There is currently no mechanism to include yourself or your site as part of the Knowledge Graph. If you run a blog all about movies, there isn't a way to be listed as a suggested source for information. Tagging information on your landing pages with rich snippets can be helpful in the long run, though it's no guarantee of inclusion. This is where good SEO efforts can help. Your goal, as a website owner, is to have Google view your site as the leading authority of information on a particular topic. If Google determines that your topic is popular enough, it may create Knowledge Cards and include a link to your site or information in that card.

In an interview with Search Engine Land, the Google's Former Head of Search, Amit Singhal, noted that the facts come from publicly available sources like Wikipedia, the CIA World Factbook, and Google Books. They also license data from other sources. "Whenever we can get our hands on structured data, we add it," said Singhal. This is incredibly important to online store owners, as Google has said for years that structured data is important to being able to categorize product listings and display them in a relevant way. While knowledge boxes currently lack the ability to take action on most of their listings (you can learn about the Tower of London but there is no option to buy tickets to a tour), that functionality is coming. Amit recently left Google to pursue philanthropic efforts. (…) To make room for the knowledge box on selected queries, Google removed the ads on the right column. While this will limit the amount of adspace available and possibly drive up the cost of adwords campaigns, the side and bottom ads never did amount for the majority of click volume. According to a study of January 2016 desktop paid clicks by position, only 14.6% were from the side and bottom, so the change is not decreasing revenue by any appreciable amount, only ad impressions. However, it does allow for more Google PLAs (Product Listing Ads) on the right column, which is a benefit for online stores that offer a product feed to Google Shopping.

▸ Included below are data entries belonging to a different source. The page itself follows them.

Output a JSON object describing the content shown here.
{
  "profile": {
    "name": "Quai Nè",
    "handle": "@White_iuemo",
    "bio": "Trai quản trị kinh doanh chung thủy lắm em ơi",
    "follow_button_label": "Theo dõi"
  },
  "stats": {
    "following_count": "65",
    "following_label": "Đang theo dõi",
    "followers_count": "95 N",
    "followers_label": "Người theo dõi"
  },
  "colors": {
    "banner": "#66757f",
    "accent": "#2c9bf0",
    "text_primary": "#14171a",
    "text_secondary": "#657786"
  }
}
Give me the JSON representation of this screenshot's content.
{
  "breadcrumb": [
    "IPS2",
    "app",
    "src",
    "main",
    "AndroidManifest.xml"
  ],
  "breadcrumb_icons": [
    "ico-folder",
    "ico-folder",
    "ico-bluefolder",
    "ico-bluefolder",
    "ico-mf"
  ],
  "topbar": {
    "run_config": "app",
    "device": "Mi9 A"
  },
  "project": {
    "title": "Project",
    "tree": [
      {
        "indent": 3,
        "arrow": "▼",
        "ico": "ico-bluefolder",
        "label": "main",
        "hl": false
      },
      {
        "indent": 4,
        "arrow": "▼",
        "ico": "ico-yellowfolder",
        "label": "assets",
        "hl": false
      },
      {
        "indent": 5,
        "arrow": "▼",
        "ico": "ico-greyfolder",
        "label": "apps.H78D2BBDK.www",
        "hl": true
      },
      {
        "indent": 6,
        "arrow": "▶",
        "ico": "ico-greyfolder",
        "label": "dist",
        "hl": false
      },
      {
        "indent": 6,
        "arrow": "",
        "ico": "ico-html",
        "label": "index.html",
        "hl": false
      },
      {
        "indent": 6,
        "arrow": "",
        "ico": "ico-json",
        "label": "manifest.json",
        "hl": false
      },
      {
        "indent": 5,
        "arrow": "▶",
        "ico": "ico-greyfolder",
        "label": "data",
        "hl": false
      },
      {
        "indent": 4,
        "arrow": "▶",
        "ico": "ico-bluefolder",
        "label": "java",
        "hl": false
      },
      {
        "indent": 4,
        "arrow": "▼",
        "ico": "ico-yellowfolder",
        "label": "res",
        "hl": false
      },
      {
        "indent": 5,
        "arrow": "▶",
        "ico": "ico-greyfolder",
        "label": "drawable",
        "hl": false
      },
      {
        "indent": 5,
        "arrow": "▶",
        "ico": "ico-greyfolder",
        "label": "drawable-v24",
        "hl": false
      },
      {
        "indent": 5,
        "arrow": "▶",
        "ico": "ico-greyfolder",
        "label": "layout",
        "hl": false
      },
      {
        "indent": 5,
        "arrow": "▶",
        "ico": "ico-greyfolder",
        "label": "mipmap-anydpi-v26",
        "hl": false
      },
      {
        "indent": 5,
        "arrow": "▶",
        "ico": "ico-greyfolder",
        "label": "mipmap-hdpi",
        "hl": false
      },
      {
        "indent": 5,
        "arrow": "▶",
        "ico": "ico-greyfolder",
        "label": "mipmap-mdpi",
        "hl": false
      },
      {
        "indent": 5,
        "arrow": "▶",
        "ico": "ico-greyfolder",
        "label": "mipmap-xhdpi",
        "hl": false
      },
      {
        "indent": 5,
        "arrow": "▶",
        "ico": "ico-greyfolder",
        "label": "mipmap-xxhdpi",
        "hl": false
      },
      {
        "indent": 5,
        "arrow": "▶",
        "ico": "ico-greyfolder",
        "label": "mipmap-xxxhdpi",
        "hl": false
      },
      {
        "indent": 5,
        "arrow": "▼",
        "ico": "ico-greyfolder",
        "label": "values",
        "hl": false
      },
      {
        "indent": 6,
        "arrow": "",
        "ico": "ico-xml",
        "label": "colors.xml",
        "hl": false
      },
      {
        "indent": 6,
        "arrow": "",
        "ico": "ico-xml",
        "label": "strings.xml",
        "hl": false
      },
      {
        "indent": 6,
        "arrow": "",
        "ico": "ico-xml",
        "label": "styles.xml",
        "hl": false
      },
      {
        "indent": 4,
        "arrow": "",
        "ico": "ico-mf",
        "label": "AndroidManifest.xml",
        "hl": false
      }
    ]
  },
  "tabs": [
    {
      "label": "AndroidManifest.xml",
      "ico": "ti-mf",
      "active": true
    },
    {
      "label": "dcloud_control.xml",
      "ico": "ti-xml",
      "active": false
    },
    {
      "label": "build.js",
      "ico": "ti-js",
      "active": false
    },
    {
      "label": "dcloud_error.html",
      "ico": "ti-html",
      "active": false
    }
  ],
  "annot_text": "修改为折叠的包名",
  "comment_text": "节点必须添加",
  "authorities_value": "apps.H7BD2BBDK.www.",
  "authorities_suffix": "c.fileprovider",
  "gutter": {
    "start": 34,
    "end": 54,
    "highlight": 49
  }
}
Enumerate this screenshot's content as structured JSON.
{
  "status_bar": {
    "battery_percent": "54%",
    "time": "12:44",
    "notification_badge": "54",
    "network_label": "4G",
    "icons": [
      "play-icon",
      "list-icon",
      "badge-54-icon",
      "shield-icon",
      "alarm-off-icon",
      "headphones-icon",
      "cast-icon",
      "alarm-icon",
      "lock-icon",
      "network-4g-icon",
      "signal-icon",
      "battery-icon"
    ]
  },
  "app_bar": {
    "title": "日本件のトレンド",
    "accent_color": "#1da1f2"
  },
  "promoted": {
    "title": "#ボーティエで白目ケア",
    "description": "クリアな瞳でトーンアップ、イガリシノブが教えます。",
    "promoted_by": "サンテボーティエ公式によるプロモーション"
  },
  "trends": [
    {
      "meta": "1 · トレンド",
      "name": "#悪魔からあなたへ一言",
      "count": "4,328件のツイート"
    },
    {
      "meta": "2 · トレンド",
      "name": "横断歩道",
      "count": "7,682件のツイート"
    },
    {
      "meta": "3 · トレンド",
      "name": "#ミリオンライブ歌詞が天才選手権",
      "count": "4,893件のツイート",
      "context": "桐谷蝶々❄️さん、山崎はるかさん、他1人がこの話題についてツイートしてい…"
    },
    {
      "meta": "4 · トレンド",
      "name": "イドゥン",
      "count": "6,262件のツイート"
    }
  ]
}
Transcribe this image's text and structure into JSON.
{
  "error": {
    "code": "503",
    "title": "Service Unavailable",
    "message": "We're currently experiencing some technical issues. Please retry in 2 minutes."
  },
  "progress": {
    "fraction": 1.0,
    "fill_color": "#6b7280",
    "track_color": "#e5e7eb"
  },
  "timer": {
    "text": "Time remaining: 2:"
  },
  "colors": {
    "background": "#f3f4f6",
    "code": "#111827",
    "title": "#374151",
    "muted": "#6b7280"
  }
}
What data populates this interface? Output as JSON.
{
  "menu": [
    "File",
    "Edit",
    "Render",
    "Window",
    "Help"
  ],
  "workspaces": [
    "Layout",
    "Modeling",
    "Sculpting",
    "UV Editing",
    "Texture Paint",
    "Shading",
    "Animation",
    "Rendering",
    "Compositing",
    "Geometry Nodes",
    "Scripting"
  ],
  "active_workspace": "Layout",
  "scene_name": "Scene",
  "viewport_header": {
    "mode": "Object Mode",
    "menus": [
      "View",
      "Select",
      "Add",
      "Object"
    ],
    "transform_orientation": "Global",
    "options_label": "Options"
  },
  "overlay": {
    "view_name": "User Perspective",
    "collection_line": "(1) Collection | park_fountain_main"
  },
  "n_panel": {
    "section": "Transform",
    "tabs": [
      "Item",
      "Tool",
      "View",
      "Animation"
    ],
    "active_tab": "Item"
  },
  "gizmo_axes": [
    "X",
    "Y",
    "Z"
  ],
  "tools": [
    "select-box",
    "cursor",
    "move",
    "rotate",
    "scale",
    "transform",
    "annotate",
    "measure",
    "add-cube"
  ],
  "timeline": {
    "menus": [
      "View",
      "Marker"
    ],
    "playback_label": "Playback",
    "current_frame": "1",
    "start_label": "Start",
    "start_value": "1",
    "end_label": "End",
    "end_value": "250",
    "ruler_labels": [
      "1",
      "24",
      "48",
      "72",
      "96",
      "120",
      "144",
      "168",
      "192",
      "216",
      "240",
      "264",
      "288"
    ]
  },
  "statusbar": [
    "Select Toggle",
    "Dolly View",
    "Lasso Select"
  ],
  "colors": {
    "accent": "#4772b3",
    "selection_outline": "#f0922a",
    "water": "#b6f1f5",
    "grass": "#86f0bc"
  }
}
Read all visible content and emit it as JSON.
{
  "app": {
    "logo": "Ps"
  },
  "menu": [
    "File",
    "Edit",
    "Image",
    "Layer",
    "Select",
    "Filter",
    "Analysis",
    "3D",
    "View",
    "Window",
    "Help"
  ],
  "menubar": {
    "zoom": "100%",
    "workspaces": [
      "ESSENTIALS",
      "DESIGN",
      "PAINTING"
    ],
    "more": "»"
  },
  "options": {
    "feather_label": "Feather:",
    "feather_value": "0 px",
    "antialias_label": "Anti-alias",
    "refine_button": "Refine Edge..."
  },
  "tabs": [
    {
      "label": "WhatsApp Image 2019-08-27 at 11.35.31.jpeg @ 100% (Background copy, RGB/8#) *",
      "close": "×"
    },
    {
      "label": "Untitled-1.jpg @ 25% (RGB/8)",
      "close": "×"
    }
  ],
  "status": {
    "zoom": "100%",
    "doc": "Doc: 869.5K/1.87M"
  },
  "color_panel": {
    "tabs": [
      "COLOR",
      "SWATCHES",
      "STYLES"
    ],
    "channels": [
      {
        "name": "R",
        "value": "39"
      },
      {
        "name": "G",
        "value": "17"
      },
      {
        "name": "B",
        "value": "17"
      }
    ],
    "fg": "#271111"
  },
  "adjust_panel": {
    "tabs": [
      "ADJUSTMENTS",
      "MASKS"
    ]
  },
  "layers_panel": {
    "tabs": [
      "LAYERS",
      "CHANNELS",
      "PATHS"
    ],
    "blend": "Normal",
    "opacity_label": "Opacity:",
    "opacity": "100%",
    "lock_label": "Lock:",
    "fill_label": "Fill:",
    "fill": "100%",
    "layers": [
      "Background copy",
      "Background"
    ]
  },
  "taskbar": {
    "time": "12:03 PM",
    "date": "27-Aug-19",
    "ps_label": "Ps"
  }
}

Also, if users grow to depend on Google being an authority rather than merely a portal, PLAs will be more trusted and therefore effective. Overall, this is a good move for Google, its users, and those that advertise on it.

Ready to get started?

We can't wait to help you grow your business. Our team is ready to help you achieve your goals. Contact us today to get started.